Barrier-enabled IO stack for Flash storage

Barrier-enabled IO stack for flash storage Won et al., FAST’18 The performance of Flash storage has benefited greatly from concurrency and parallelism - for example, multi-channel controllers, large caches, and deep command queues. At the same time, the time to program an individual Flash cell has stayed fairly static (and even become slightly worse in … Continue reading Barrier-enabled IO stack for Flash storage

Protocol aware recovery for consensus-based storage

Protocol aware recovery for consensus based storage Alagappan et al., FAST’18 Following on from their excellent previous work on ‘All file systems are not created equal’ (well worth a read if you haven’t encountered it yet), in this paper the authors look at how well some of our most reliable protocols — those used in … Continue reading Protocol aware recovery for consensus-based storage

Fail-slow at scale: evidence of hardware performance faults in large production systems

Fail-slow at scale: evidence of hardware performance faults in large production systems Gunawi et al., FAST’18 The first thing that strikes you about this paper is the long list of authors from multiple different establishments. That’s because it’s actually a study of 101 different fail-slow hardware incidents collected across large-scale cluster deployments in 12 different … Continue reading Fail-slow at scale: evidence of hardware performance faults in large production systems

Dynamic word embeddings for evolving semantic discovery

Dynamic word embeddings for evolving semantic discovery Yao et al., WSDM’18 One of the most popular posts on this blog is my introduction to word embeddings with word2vec (‘The amazing power of word vectors’). In today’s paper choice Yao et al. introduce a lovely extension that enables you to track how the meaning of words … Continue reading Dynamic word embeddings for evolving semantic discovery

Can you trust the trend? Discovering Simpson’s paradoxes in social data

Can you trust the trend? Discovering Simpson’s paradoxes in social data Alipourfard et al., WSDM’18 In ‘Same stats, different graphs,’ we saw some compelling examples of how summary statistics can hide important underlying patterns in data. Today’s paper choice shows how you can detect instances of Simpson’s paradox, thus revealing the presence of interesting subgroups, … Continue reading Can you trust the trend?
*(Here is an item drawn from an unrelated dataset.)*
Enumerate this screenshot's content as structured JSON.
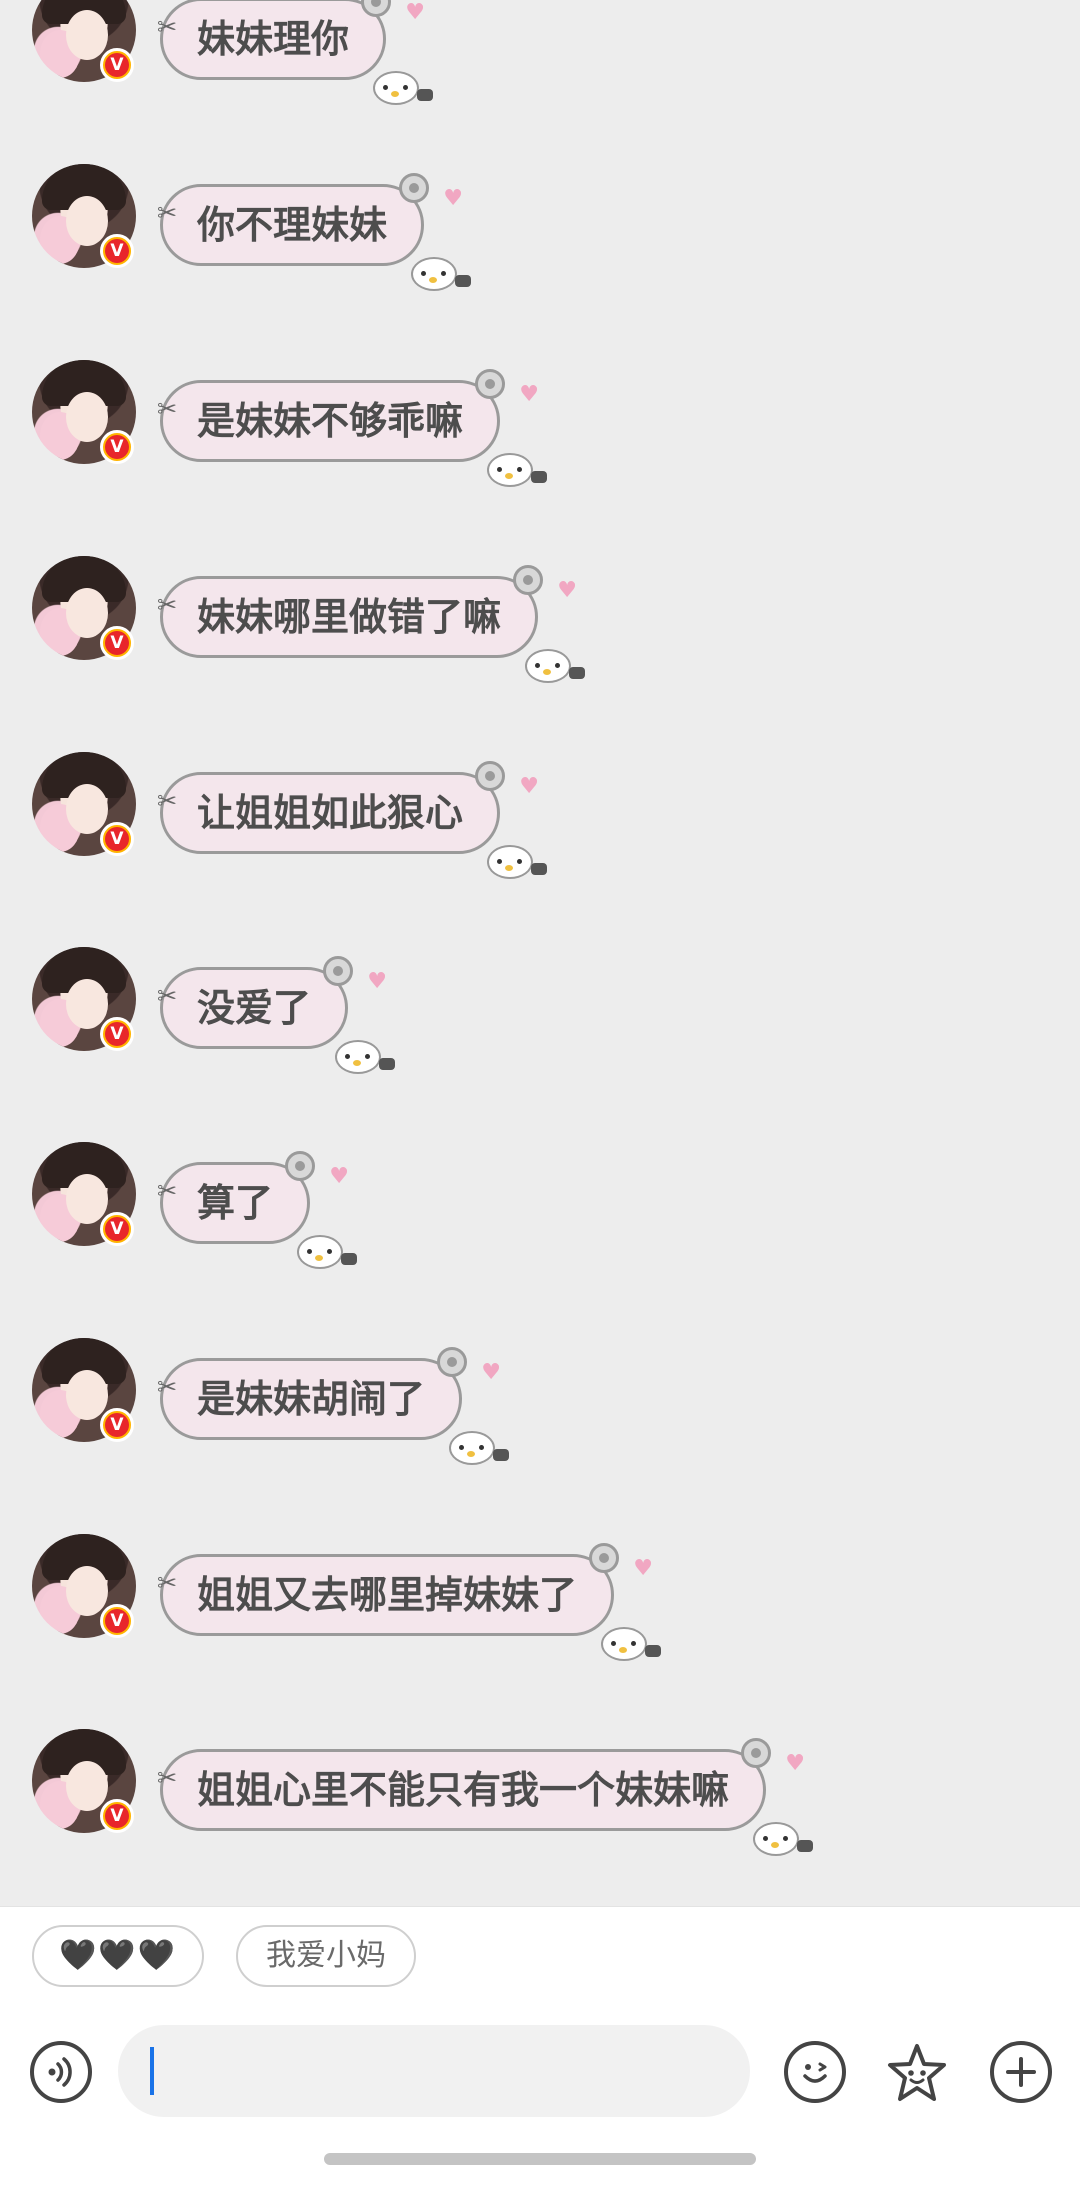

Discovering Simpson’s paradoxes in social data

Putting data in the driver’s seat: optimising earnings for on-demand ride hailing

Putting data in the driver’s seat: optimising earnings for on-demand ride hailing Chaudhari et al., WSDM’18 (The link above is to the ACM Digital Library official version, which may not grant you access when clicked in your email client, but should do if you visit via the blog itself.) There is something deeply rooted in … Continue reading Putting data in the driver’s seat: optimising earnings for on-demand ride hailing